-- Material for this exercise follows --
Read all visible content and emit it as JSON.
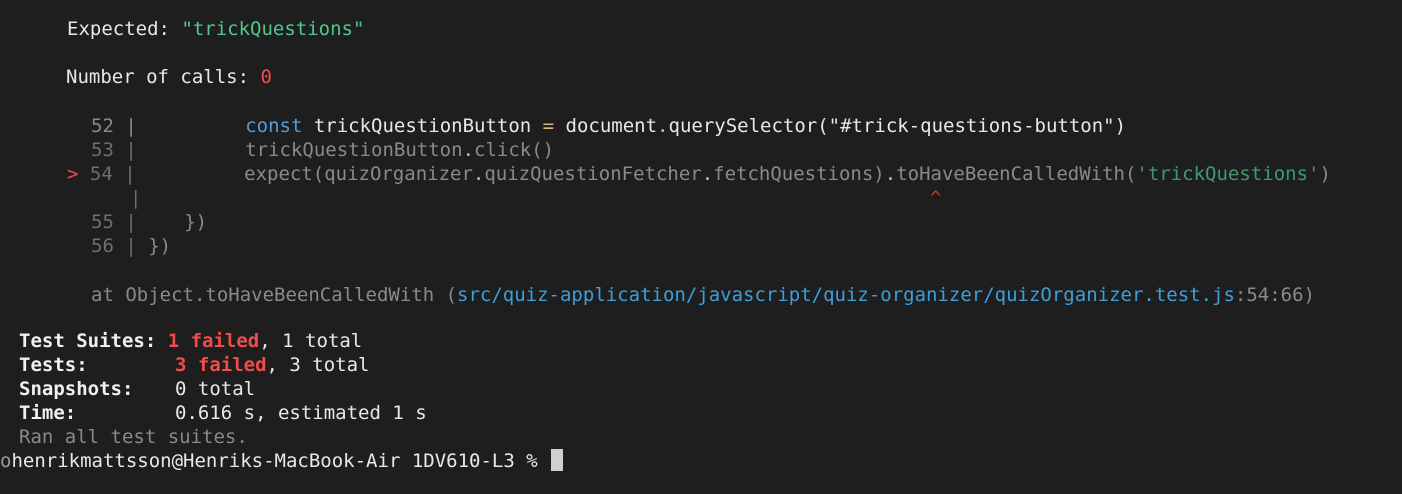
{
  "expected": {
    "label": "Expected: ",
    "value": "\"trickQuestions\""
  },
  "calls": {
    "label": "Number of calls: ",
    "value": "0"
  },
  "code": {
    "l52": {
      "num": "52",
      "kw": "const",
      "a": " trickQuestionButton ",
      "eq": "=",
      "b": " document",
      "dot": ".",
      "c": "querySelector(\"#trick-questions-button\")"
    },
    "l53": {
      "num": "53",
      "a": "trickQuestionButton",
      "dot": ".",
      "b": "click()"
    },
    "l54": {
      "marker": ">",
      "num": "54",
      "a": "expect(quizOrganizer",
      "d1": ".",
      "b": "quizQuestionFetcher",
      "d2": ".",
      "c": "fetchQuestions)",
      "d3": ".",
      "d": "toHaveBeenCalledWith(",
      "s": "'trickQuestions'",
      "e": ")"
    },
    "caret": "^",
    "l55": {
      "num": "55",
      "a": "})"
    },
    "l56": {
      "num": "56",
      "a": "})"
    }
  },
  "stack": {
    "at": "at Object.toHaveBeenCalledWith (",
    "path": "src/quiz-application/javascript/quiz-organizer/quizOrganizer.test.js",
    "loc": ":54:66)"
  },
  "summary": {
    "suites": {
      "label": "Test Suites:",
      "failed": "1 failed",
      "total": ", 1 total"
    },
    "tests": {
      "label": "Tests:",
      "failed": "3 failed",
      "total": ", 3 total"
    },
    "snapshots": {
      "label": "Snapshots:",
      "value": "0 total"
    },
    "time": {
      "label": "Time:",
      "value": "0.616 s, estimated 1 s"
    },
    "ran": "Ran all test suites."
  },
  "prompt": {
    "dot": "o",
    "text": "henrikmattsson@Henriks-MacBook-Air 1DV610-L3 % "
  }
}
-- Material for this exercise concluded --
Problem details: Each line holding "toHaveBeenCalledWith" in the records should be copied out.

Output:
      "d": "toHaveBeenCalledWith(",
    "at": "at Object.toHaveBeenCalledWith (",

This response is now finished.